Exercise
Hand back the entries exactly as written, minus every picture.

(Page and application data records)
※

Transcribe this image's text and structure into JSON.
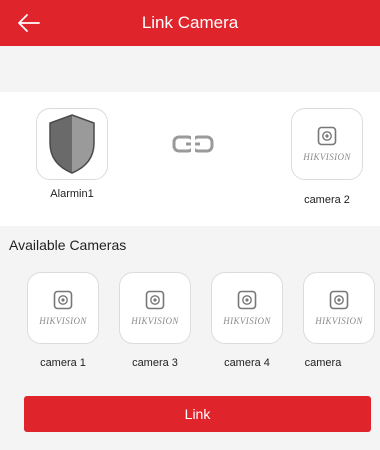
{
  "header": {
    "title": "Link Camera",
    "back_icon": "arrow-left-icon"
  },
  "link": {
    "source": {
      "label": "Alarmin1",
      "icon": "shield-icon"
    },
    "link_icon": "chain-link-icon",
    "target": {
      "label": "camera 2",
      "brand": "HIKVISION",
      "icon": "camera-icon"
    }
  },
  "available": {
    "title": "Available Cameras",
    "cameras": [
      {
        "label": "camera 1",
        "brand": "HIKVISION"
      },
      {
        "label": "camera 3",
        "brand": "HIKVISION"
      },
      {
        "label": "camera 4",
        "brand": "HIKVISION"
      },
      {
        "label": "camera",
        "brand": "HIKVISION"
      }
    ]
  },
  "actions": {
    "link_label": "Link"
  },
  "colors": {
    "accent": "#e0242c",
    "background": "#f4f4f4"
  }
}
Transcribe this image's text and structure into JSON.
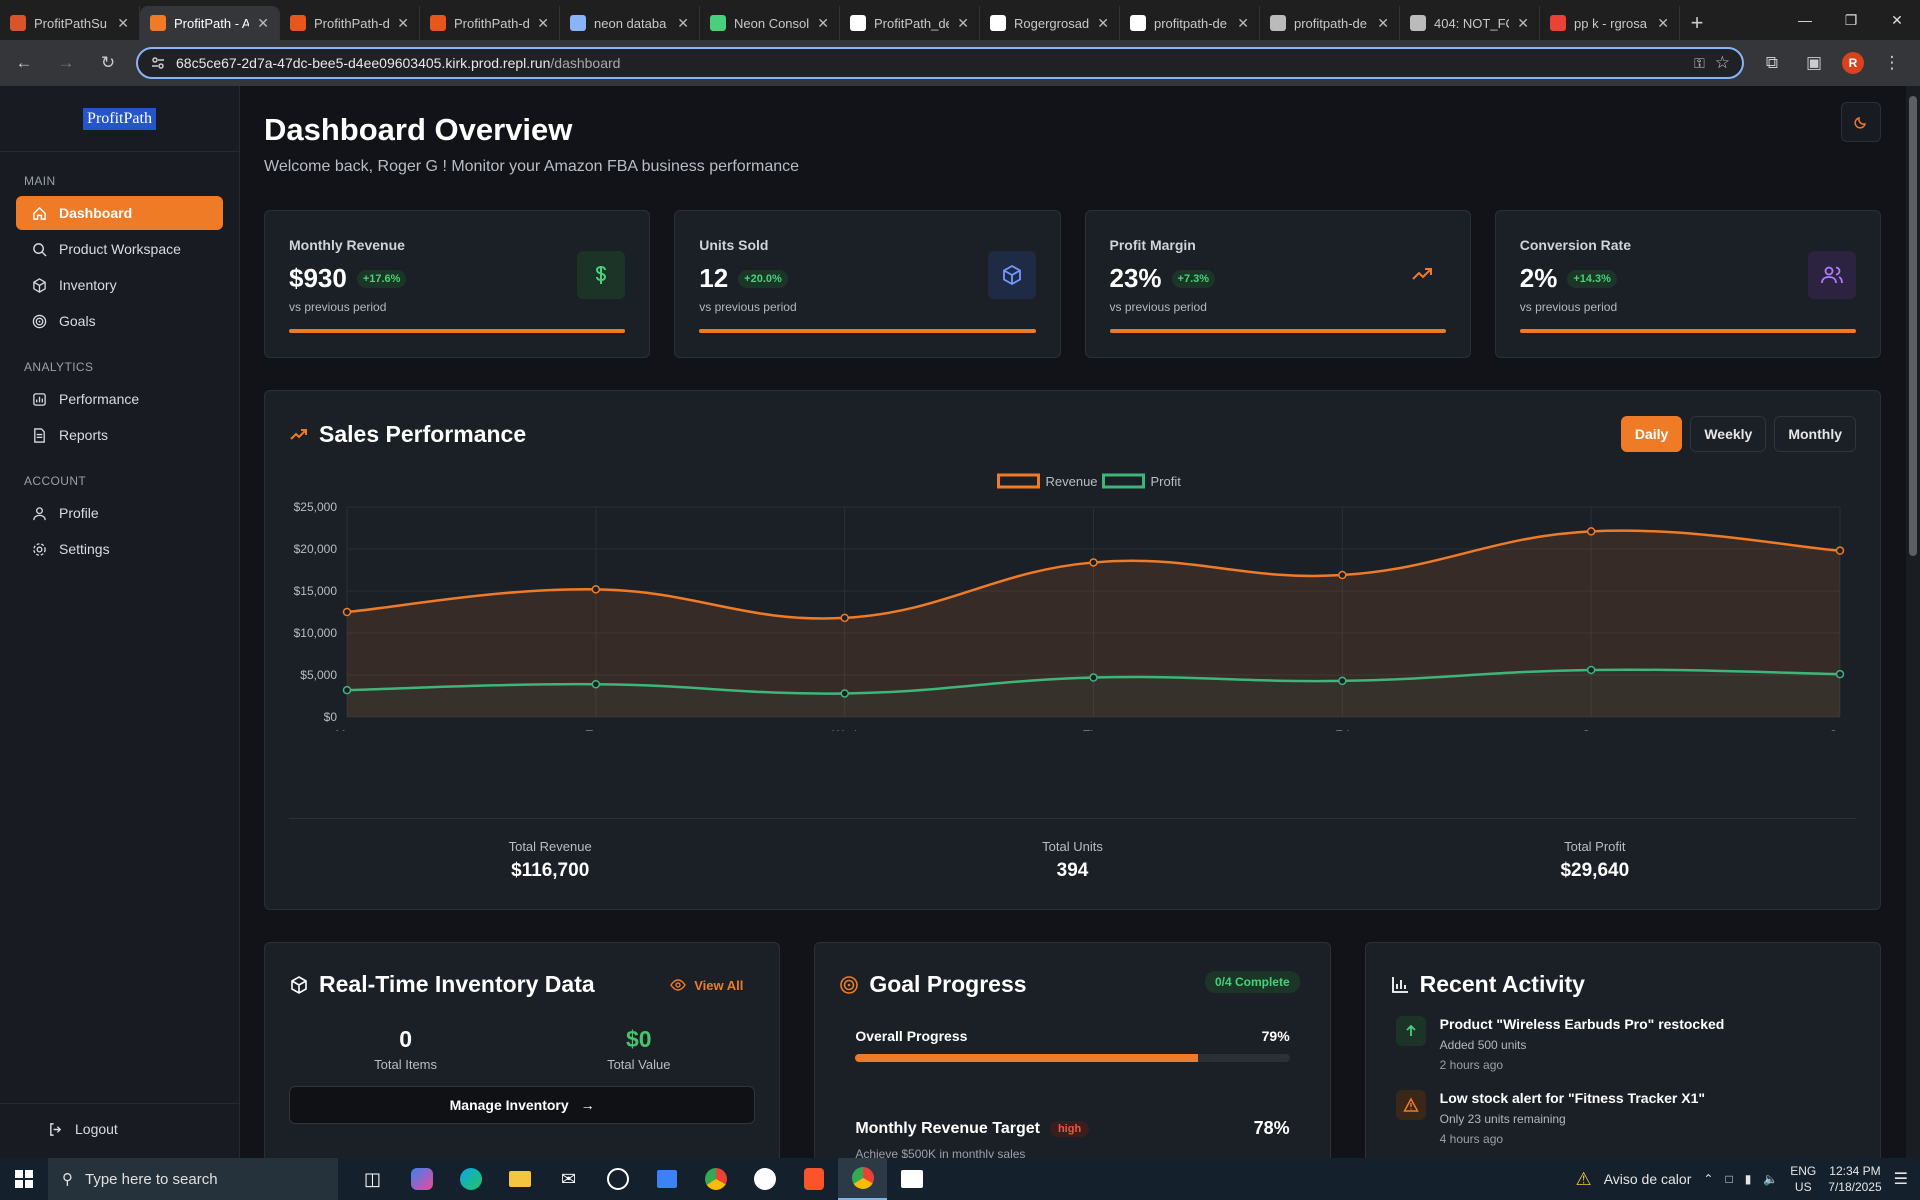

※

Exercise result
Transcribe this image's text and structure into JSON.
{
  "header": {
    "title": "Link Camera",
    "back_icon": "arrow-left-icon"
  },
  "link": {
    "source": {
      "label": "Alarmin1",
      "icon": "shield-icon"
    },
    "link_icon": "chain-link-icon",
    "target": {
      "label": "camera 2",
      "brand": "HIKVISION",
      "icon": "camera-icon"
    }
  },
  "available": {
    "title": "Available Cameras",
    "cameras": [
      {
        "label": "camera 1",
        "brand": "HIKVISION"
      },
      {
        "label": "camera 3",
        "brand": "HIKVISION"
      },
      {
        "label": "camera 4",
        "brand": "HIKVISION"
      },
      {
        "label": "camera",
        "brand": "HIKVISION"
      }
    ]
  },
  "actions": {
    "link_label": "Link"
  },
  "colors": {
    "accent": "#e0242c",
    "background": "#f4f4f4"
  }
}
Transcribe this image's text and structure into JSON.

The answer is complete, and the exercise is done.